The backlash nearly starts here.
Back in 2002, Sony brought us a strange Japanese fantasy game called Ico. It received excellent reviews, was hailed as a next-generation masterpiece, and has since been acclaimed as one of the best games ever. And that all happened for good reason. Perhaps Ico leant heavily on the existing tropes of the platform puzzle game, but it did so with a style and atmosphere that few games have every matched. Its setting – a vast, gothic castle, it’s enormous, gloomy rooms and jagged ramparts – was an incredible piece of game architecture. Its characters – a courageous horned boy and a ghostly princess – had more soul and personality than just about any game characters I could mention, and the whole design was breathtaking. It was a wonderful piece of stripped back storytelling and intelligent gameplay. When we talk about a game being beautiful, we normally mean it looks superb. Ico makes a mockery of that sort of careless hyperbole. It’s as close as games get to works of art.

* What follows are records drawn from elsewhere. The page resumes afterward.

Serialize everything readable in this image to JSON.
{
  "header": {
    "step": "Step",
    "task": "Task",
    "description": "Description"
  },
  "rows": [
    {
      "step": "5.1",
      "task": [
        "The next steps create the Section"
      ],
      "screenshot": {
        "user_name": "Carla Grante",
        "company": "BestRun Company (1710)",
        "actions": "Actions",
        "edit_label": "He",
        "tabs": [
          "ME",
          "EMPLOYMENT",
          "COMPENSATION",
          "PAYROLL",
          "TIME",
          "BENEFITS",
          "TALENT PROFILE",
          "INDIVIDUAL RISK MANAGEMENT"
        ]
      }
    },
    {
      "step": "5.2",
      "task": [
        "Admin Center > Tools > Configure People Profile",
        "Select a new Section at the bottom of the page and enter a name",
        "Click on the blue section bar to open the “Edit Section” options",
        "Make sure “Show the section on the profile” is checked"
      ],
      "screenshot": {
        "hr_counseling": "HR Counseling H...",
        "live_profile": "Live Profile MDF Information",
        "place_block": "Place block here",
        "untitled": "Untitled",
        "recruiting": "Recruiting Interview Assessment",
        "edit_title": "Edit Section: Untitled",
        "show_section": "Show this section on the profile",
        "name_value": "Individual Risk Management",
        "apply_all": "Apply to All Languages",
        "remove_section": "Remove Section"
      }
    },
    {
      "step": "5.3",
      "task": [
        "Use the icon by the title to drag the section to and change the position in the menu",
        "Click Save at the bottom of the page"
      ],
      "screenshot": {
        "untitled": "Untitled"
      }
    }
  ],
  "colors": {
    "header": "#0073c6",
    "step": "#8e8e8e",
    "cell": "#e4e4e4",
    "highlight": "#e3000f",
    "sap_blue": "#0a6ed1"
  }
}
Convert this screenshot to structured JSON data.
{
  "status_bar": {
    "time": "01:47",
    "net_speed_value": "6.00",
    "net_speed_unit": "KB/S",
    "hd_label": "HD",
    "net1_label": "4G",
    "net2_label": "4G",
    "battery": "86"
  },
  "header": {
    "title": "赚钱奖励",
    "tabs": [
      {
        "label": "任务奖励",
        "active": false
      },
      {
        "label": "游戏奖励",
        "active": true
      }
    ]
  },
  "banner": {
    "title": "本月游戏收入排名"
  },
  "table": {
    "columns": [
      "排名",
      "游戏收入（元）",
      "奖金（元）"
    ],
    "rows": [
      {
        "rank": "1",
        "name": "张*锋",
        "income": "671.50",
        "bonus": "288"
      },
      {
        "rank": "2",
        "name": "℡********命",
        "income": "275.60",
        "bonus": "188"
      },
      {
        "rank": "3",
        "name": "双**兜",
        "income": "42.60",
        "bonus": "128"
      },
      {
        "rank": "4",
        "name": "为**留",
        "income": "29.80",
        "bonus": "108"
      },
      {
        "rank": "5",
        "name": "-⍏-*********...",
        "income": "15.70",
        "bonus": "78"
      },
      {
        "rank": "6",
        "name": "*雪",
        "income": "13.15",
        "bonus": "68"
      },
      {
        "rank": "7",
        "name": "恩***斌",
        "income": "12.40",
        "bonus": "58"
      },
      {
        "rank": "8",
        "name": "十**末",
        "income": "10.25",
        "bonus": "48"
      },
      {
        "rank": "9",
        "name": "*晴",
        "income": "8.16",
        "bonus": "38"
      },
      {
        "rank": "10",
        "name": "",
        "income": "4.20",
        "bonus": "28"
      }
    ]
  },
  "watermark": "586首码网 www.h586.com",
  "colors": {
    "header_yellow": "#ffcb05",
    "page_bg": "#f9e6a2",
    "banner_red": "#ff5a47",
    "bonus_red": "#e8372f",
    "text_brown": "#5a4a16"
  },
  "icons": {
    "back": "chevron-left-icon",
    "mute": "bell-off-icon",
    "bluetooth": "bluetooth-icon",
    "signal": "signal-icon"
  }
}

The problem is that Ico’s reputation has left Shadow of the Colossus with a huge weight of expectation resting on it. It’s a standard bearer for alternative, arty gaming. Gamers in some circles need it to be a flawless, polished classic – a game that can carry its considerable ambitions to their limits and triumph. And these people won’t be bitterly disappointed by the finished result. Shadow of the Colossus is incredible. It does try to do things that no other game has ever done before, and it succeeds more often than you might think. Artistically, it’s everything its predecessor was; a unique, gorgeous looking experience that can evoke such a real sense of wonder.
But as a game – as an article designed to entertain – it sometimes falls a little flat.
To talk about why, we need to go back to the basic concept. A young warrior enters a strange land on horseback. He carries what looks like a sleeping, dead or dying girl. He takes the girl to an ancient, ruined temple, where he lays her down on an altar. Perhaps his desire is to bring her back to life. If so, under instructions from a strange voice from the sky, he must travel the land and destroy 16 colossi. Why? We don’t know. What purpose or threat do the colossi serve or pose? Again, we don’t know. All we do know, is that the warrior can find the colossi by focusing light from his shining blade, and that – while seemingly indestructible – each can be killed by finding and stabbing its hidden weak points.